Fear, stark and deep fills his eyes, and I curse myself. “She’s fine,” I say quickly. “It was…She just… Ah…” Shit-fuck, how can I be complaining about my mother’s antics to him when I know he’d kill to have his mother back?
Somehow he reads me too well, and a wry look comes into his eyes. “You’re allowed to be in a fight with your mother, Anna. I promise, it’s not going to upset me.”
My shoulders fall on a sigh. “It just seems stupid when…” I trail off again, flushing with irritation.
He touches my cheek, brushing back a lock of my hair. “What happened?”
I rock back on my heels as I stare down at the fresh-cut grass. There’s a bit of chalk on the toe of my boot. “She’s selling the house.” Bitterness fills my mouth. “So she can go on a world cruise with Terrance-The-Ass-Fuck.”
Drew braces his hands low on his narrow h*ps as he peers at me. “Shit, Anna. I’m sorry.”
Yeah, because he knows how it feels to lose his childhood home. Again, I cringe. I shouldn’t be complaining, but he doesn’t seem upset. In fact, his nose wrinkles a bit along the high bridge. “Er… Who is Terrance-The-Ass-Fuck?”
I fight a smile. “Her boyfriend of the moment. I wasn’t being literal, thank God.” My smile falls flat. “Though I really should call him ‘He of the Roving Hands.’”
Drew’s brows snap together, his nostrils flaring as he straightens. “He hasn’t touched you, has he?”
I can see old Terrance laid flat on a hospital bed if I say yes, but I shake my head and Drew relaxes.
“No. But he feels up my mom in front of me.”
Drew’s scowl returns. “I think I’d have gone f**king mental if I’d had to see some guy grope my mom.”
“It’s disgusting,” I say. “He does it to bother me. Because of him, she’s selling our house. Because old Terry doesn’t have the funds to pay his way.” I curse again. “There is nothing I can do. She won’t hear me, no matter what I say.”
I blink rapidly and try to calm myself, but I can’t stop talking. “I know I’m being a baby about this. It isn’t like I live there, or plan to anymore. But it’s like that final safety net is gone. And now I’ll never be able to go…” My words die, horror invading me.
But Drew looks me in the eye and finishes my sentence. “Go home again?

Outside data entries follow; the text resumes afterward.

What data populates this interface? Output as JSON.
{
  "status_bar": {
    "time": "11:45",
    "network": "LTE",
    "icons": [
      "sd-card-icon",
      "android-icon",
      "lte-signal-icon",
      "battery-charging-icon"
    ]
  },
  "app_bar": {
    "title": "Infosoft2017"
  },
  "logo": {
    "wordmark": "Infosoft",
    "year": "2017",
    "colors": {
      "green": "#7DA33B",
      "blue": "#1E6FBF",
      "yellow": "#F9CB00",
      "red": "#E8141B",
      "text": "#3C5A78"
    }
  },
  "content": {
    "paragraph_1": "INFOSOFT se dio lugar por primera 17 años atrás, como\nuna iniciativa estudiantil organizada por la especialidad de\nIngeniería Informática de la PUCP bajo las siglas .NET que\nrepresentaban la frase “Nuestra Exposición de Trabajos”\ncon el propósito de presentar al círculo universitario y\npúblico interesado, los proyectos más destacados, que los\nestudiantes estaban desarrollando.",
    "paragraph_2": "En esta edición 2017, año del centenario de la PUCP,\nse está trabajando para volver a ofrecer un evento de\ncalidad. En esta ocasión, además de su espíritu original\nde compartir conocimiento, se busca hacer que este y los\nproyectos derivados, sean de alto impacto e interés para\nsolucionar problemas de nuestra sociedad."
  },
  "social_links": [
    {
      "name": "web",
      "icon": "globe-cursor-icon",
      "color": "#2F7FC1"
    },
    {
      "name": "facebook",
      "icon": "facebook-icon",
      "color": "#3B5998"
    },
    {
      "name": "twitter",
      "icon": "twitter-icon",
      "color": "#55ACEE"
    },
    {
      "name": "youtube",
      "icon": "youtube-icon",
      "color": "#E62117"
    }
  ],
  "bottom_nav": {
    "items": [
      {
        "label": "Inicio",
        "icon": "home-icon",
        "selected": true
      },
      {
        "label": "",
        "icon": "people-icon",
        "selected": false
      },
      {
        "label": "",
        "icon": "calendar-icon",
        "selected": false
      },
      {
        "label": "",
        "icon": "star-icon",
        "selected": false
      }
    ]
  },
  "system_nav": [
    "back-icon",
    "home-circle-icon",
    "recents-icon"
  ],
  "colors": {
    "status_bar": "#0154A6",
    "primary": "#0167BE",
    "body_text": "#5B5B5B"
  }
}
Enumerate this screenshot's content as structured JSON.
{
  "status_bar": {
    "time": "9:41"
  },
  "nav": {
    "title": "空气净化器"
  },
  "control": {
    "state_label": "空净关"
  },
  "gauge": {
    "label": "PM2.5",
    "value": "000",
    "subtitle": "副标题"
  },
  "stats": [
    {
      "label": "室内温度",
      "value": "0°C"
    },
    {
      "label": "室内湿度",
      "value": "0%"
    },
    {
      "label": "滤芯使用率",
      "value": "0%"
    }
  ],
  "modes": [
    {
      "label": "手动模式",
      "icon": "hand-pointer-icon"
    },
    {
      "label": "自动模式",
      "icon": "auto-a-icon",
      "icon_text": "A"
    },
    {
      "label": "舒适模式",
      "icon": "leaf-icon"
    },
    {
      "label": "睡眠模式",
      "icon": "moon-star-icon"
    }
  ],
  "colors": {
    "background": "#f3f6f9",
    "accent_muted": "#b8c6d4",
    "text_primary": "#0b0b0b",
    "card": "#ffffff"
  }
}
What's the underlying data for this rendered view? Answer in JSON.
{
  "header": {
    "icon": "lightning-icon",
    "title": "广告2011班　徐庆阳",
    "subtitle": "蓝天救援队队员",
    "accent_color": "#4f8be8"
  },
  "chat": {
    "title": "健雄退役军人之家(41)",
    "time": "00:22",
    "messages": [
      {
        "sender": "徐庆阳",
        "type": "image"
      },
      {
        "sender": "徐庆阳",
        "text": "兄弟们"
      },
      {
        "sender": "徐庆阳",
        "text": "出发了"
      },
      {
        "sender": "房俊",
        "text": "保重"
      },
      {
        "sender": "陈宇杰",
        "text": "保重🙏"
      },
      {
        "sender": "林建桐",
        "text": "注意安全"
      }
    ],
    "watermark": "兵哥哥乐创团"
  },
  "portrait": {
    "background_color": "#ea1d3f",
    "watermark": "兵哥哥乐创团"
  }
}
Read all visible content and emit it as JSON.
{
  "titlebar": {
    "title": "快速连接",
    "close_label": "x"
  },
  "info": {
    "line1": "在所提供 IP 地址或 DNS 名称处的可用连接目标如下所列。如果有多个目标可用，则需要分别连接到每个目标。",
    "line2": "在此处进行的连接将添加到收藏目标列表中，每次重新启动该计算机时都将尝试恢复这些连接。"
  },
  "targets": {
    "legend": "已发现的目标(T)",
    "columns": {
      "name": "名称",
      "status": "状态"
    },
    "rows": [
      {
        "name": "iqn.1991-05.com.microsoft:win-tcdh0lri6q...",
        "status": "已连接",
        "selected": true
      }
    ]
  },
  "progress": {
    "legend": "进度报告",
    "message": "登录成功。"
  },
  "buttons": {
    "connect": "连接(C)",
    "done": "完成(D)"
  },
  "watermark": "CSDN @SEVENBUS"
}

Don’t hold back your words out of pity, Anna. I don’t need that.”
I want to shrivel into the grass. “I think there’s a difference between pity and sympathy, don’t you?”
He doesn’t break my gaze as he slowly nods. “Sometimes, without warning, I’ll catch the scents of my old home. I don’t know what it will be exactly, maybe a mix of old books and coffee, or laundry detergent and cool air.” His gaze turns inward. “But it smells just like home. And I’ll miss mine so f**king badly that I can’t breathe.”
“I wish you could go home again,” I say, wanting to cry.